(Beginning of RECORD SET)
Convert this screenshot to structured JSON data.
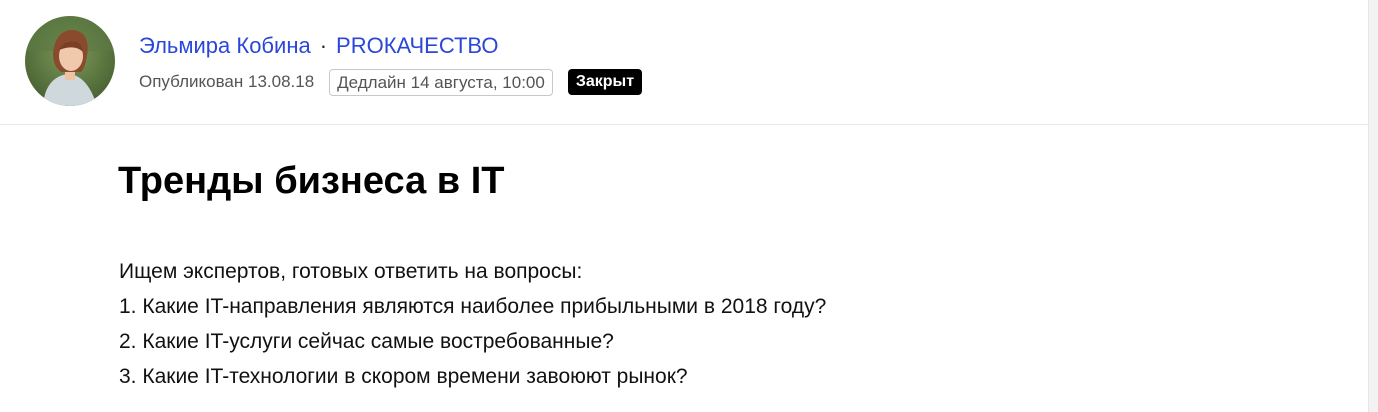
{
  "header": {
    "author_name": "Эльмира Кобина",
    "separator": "·",
    "publication": "PROКАЧЕСТВО",
    "published": "Опубликован 13.08.18",
    "deadline": "Дедлайн 14 августа, 10:00",
    "status": "Закрыт"
  },
  "post": {
    "title": "Тренды бизнеса в IT",
    "lines": [
      "Ищем экспертов, готовых ответить на вопросы:",
      "1. Какие IT-направления являются наиболее прибыльными в 2018 году?",
      "2. Какие IT-услуги сейчас самые востребованные?",
      "3. Какие IT-технологии в скором времени завоюют рынок?"
    ]
  },
  "colors": {
    "link": "#2b47d8",
    "badge_bg": "#000000",
    "badge_text": "#ffffff"
  }
}
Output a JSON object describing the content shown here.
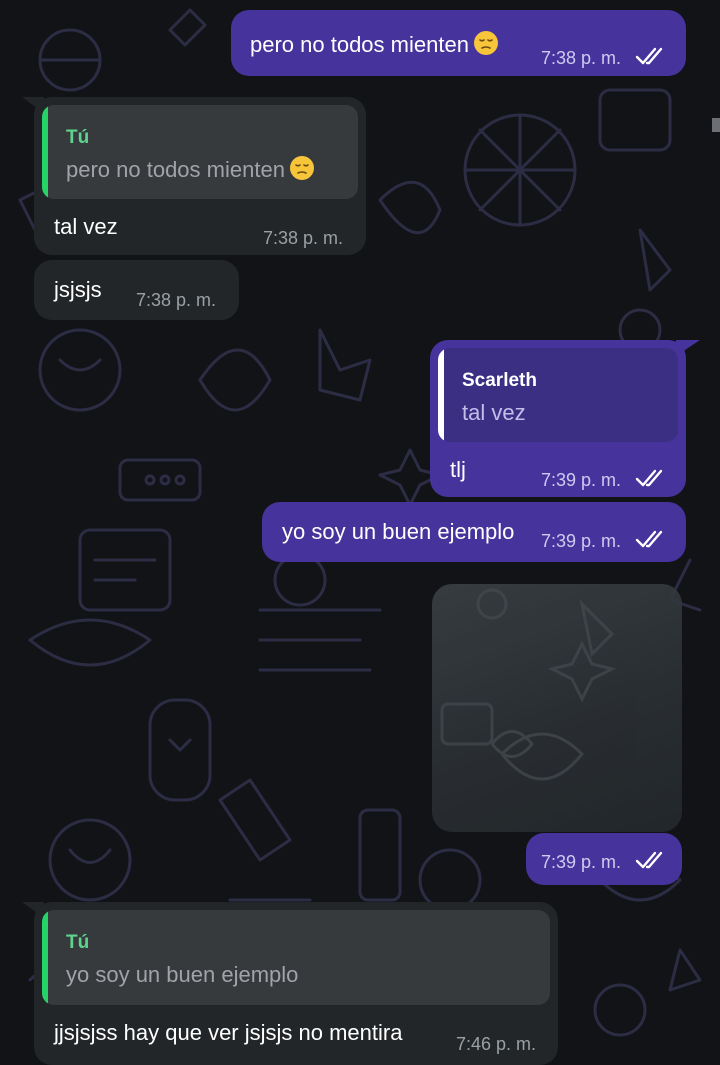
{
  "colors": {
    "outgoing_bubble": "#46349c",
    "incoming_bubble": "#232628",
    "quote_author_green": "#5fd38d",
    "quote_bar_green": "#25d366",
    "quote_bar_white": "#ffffff",
    "ticks": "#ffffff"
  },
  "messages": {
    "m1": {
      "text": "pero no todos mienten",
      "emoji": "pensive-face-emoji",
      "time": "7:38 p. m."
    },
    "m2": {
      "quote_author": "Tú",
      "quote_text": "pero no todos mienten",
      "quote_emoji": "pensive-face-emoji",
      "text": "tal vez",
      "time": "7:38 p. m."
    },
    "m3": {
      "text": "jsjsjs",
      "time": "7:38 p. m."
    },
    "m4": {
      "quote_author": "Scarleth",
      "quote_text": "tal vez",
      "text": "tlj",
      "time": "7:39 p. m."
    },
    "m5": {
      "text": "yo soy un buen ejemplo",
      "time": "7:39 p. m."
    },
    "m6": {
      "media": "blurred-image",
      "time": "7:39 p. m."
    },
    "m7": {
      "quote_author": "Tú",
      "quote_text": "yo soy un buen ejemplo",
      "text": "jjsjsjss hay que ver jsjsjs no mentira",
      "time": "7:46 p. m."
    }
  }
}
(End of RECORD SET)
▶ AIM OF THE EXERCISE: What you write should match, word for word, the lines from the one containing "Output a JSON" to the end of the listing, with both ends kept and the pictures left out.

▶ RESULT:
Output a JSON object describing the content shown here.
{
  "colors": {
    "outgoing_bubble": "#46349c",
    "incoming_bubble": "#232628",
    "quote_author_green": "#5fd38d",
    "quote_bar_green": "#25d366",
    "quote_bar_white": "#ffffff",
    "ticks": "#ffffff"
  },
  "messages": {
    "m1": {
      "text": "pero no todos mienten",
      "emoji": "pensive-face-emoji",
      "time": "7:38 p. m."
    },
    "m2": {
      "quote_author": "Tú",
      "quote_text": "pero no todos mienten",
      "quote_emoji": "pensive-face-emoji",
      "text": "tal vez",
      "time": "7:38 p. m."
    },
    "m3": {
      "text": "jsjsjs",
      "time": "7:38 p. m."
    },
    "m4": {
      "quote_author": "Scarleth",
      "quote_text": "tal vez",
      "text": "tlj",
      "time": "7:39 p. m."
    },
    "m5": {
      "text": "yo soy un buen ejemplo",
      "time": "7:39 p. m."
    },
    "m6": {
      "media": "blurred-image",
      "time": "7:39 p. m."
    },
    "m7": {
      "quote_author": "Tú",
      "quote_text": "yo soy un buen ejemplo",
      "text": "jjsjsjss hay que ver jsjsjs no mentira",
      "time": "7:46 p. m."
    }
  }
}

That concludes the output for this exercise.